Items from an interface collection ::
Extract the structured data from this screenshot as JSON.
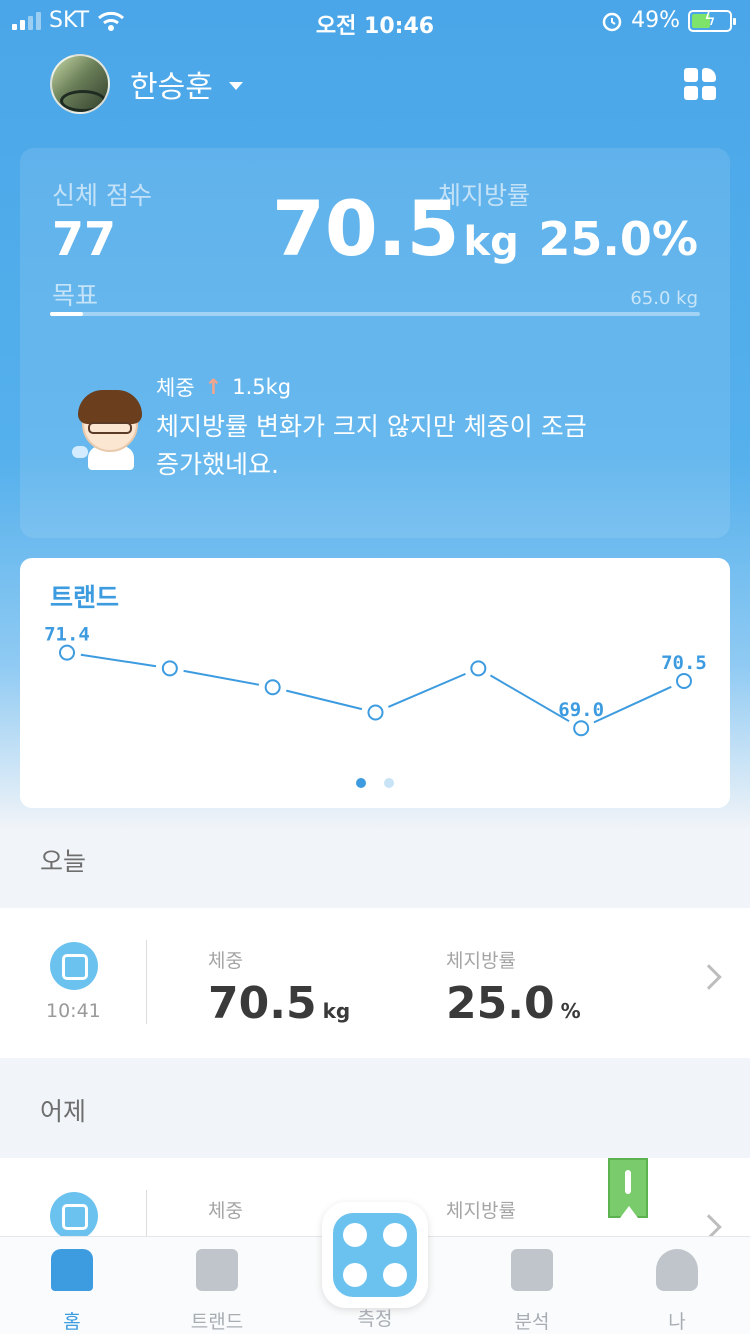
{
  "status_bar": {
    "carrier": "SKT",
    "time": "오전 10:46",
    "battery": "49%"
  },
  "header": {
    "user_name": "한승훈"
  },
  "summary": {
    "score_label": "신체 점수",
    "score": "77",
    "weight": "70.5",
    "weight_unit": "kg",
    "fat_label": "체지방률",
    "fat": "25.0%",
    "goal_label": "목표",
    "goal_value": "65.0 kg",
    "goal_progress": 0.05,
    "change_label": "체중",
    "change_arrow": "↑",
    "change_value": "1.5kg",
    "message": "체지방률 변화가 크지 않지만 체중이 조금 증가했네요."
  },
  "trend": {
    "title": "트랜드",
    "max_label": "71.4",
    "min_label": "69.0",
    "last_label": "70.5",
    "page_index": 0,
    "page_count": 2
  },
  "chart_data": {
    "type": "line",
    "title": "트랜드",
    "values": [
      71.4,
      70.9,
      70.3,
      69.5,
      70.9,
      69.0,
      70.5
    ],
    "labels_shown": [
      "71.4",
      "69.0",
      "70.5"
    ],
    "ylim": [
      68.5,
      71.8
    ]
  },
  "today": {
    "section": "오늘",
    "time": "10:41",
    "weight_label": "체중",
    "weight": "70.5",
    "weight_unit": "kg",
    "fat_label": "체지방률",
    "fat": "25.0",
    "fat_unit": "%"
  },
  "yesterday": {
    "section": "어제",
    "weight_label": "체중",
    "fat_label": "체지방률"
  },
  "tabs": [
    {
      "label": "홈",
      "icon": "home-icon"
    },
    {
      "label": "트랜드",
      "icon": "trend-icon"
    },
    {
      "label": "측정",
      "icon": "scale-icon"
    },
    {
      "label": "분석",
      "icon": "analysis-icon"
    },
    {
      "label": "나",
      "icon": "person-icon"
    }
  ],
  "colors": {
    "accent": "#3d9be0",
    "hero": "#4aa6e8",
    "scale": "#6cc2ef"
  }
}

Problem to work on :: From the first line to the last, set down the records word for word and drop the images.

Result of this exercise ::
Extract the structured data from this screenshot as JSON.
{
  "status_bar": {
    "carrier": "SKT",
    "time": "오전 10:46",
    "battery": "49%"
  },
  "header": {
    "user_name": "한승훈"
  },
  "summary": {
    "score_label": "신체 점수",
    "score": "77",
    "weight": "70.5",
    "weight_unit": "kg",
    "fat_label": "체지방률",
    "fat": "25.0%",
    "goal_label": "목표",
    "goal_value": "65.0 kg",
    "goal_progress": 0.05,
    "change_label": "체중",
    "change_arrow": "↑",
    "change_value": "1.5kg",
    "message": "체지방률 변화가 크지 않지만 체중이 조금 증가했네요."
  },
  "trend": {
    "title": "트랜드",
    "max_label": "71.4",
    "min_label": "69.0",
    "last_label": "70.5",
    "page_index": 0,
    "page_count": 2
  },
  "chart_data": {
    "type": "line",
    "title": "트랜드",
    "values": [
      71.4,
      70.9,
      70.3,
      69.5,
      70.9,
      69.0,
      70.5
    ],
    "labels_shown": [
      "71.4",
      "69.0",
      "70.5"
    ],
    "ylim": [
      68.5,
      71.8
    ]
  },
  "today": {
    "section": "오늘",
    "time": "10:41",
    "weight_label": "체중",
    "weight": "70.5",
    "weight_unit": "kg",
    "fat_label": "체지방률",
    "fat": "25.0",
    "fat_unit": "%"
  },
  "yesterday": {
    "section": "어제",
    "weight_label": "체중",
    "fat_label": "체지방률"
  },
  "tabs": [
    {
      "label": "홈",
      "icon": "home-icon"
    },
    {
      "label": "트랜드",
      "icon": "trend-icon"
    },
    {
      "label": "측정",
      "icon": "scale-icon"
    },
    {
      "label": "분석",
      "icon": "analysis-icon"
    },
    {
      "label": "나",
      "icon": "person-icon"
    }
  ],
  "colors": {
    "accent": "#3d9be0",
    "hero": "#4aa6e8",
    "scale": "#6cc2ef"
  }
}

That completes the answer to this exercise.